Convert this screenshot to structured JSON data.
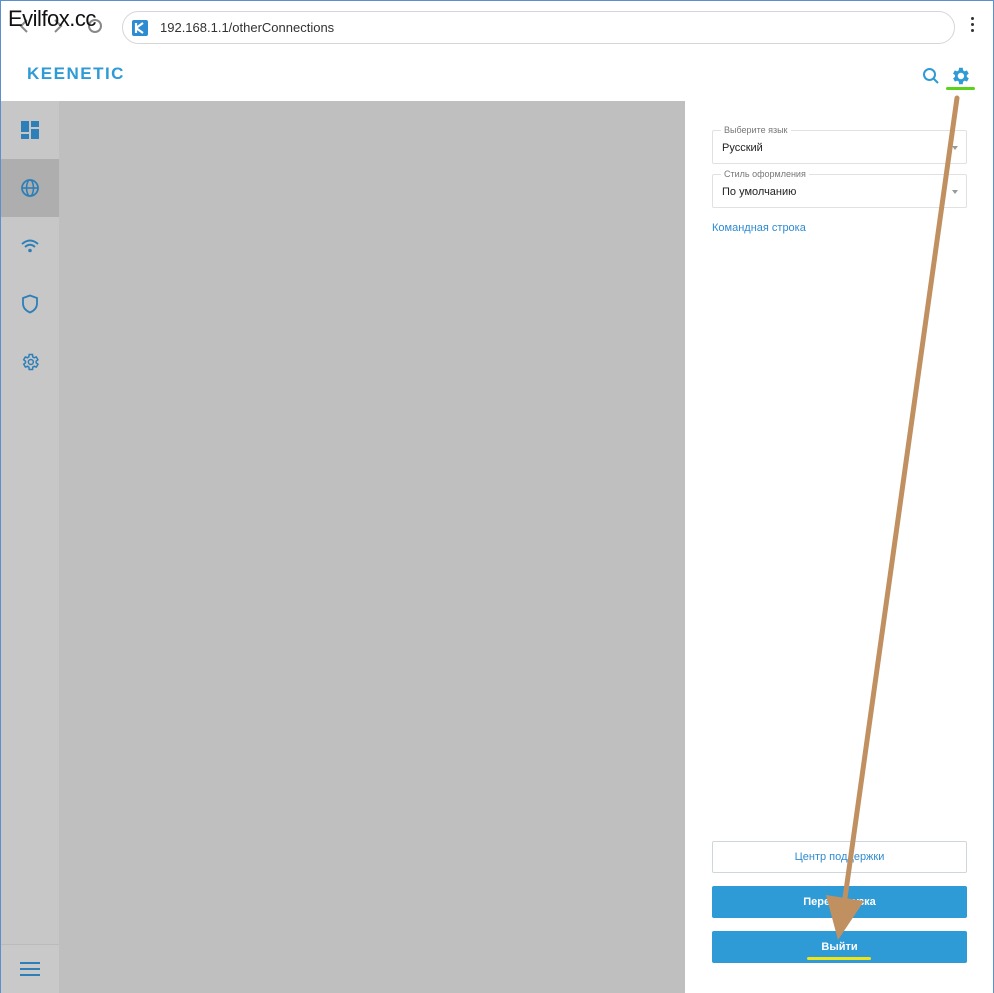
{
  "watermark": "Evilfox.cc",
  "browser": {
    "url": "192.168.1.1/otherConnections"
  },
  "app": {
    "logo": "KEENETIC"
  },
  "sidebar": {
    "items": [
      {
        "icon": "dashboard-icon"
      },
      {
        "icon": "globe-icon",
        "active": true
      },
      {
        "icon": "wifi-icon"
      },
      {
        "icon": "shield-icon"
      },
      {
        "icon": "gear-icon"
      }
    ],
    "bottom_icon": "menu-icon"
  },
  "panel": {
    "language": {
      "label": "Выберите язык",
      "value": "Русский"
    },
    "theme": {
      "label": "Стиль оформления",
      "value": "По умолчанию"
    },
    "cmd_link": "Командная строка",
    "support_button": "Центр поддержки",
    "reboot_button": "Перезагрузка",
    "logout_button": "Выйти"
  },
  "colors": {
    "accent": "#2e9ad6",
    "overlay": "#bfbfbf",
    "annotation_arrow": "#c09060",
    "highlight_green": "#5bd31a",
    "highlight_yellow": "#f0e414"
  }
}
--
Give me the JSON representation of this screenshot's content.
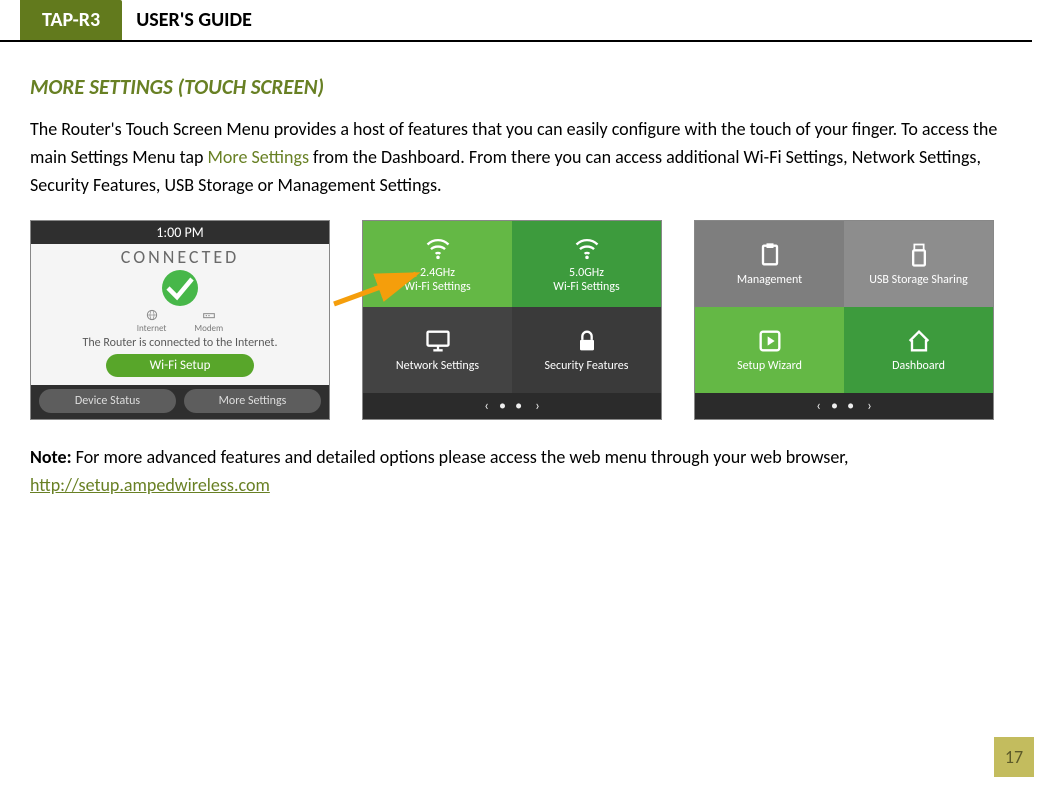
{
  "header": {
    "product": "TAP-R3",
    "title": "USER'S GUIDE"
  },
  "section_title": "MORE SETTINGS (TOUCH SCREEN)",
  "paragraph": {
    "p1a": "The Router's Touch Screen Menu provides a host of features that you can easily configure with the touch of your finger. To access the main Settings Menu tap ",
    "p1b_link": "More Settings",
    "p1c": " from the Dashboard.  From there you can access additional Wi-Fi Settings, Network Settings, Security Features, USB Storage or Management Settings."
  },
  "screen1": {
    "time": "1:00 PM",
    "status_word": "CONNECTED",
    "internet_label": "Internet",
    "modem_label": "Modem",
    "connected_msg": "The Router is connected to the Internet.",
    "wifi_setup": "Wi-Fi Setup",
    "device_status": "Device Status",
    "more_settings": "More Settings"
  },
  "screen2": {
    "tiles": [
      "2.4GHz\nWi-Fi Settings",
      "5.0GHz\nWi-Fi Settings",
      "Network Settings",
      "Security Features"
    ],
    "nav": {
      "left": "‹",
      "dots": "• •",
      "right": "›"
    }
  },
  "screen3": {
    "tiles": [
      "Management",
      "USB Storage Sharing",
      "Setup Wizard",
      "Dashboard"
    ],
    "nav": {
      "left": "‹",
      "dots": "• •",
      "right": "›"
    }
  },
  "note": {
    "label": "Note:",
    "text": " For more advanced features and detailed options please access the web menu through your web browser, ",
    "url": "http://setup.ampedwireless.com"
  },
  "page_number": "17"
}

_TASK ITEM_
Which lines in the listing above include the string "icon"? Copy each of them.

_RESULT FOR THIS TASK_
        "icon": "dashboard-icon"
        "icon": "globe-icon",
        "icon": "wifi-icon"
        "icon": "shield-icon"
        "icon": "gear-icon"
    "bottom_icon": "menu-icon"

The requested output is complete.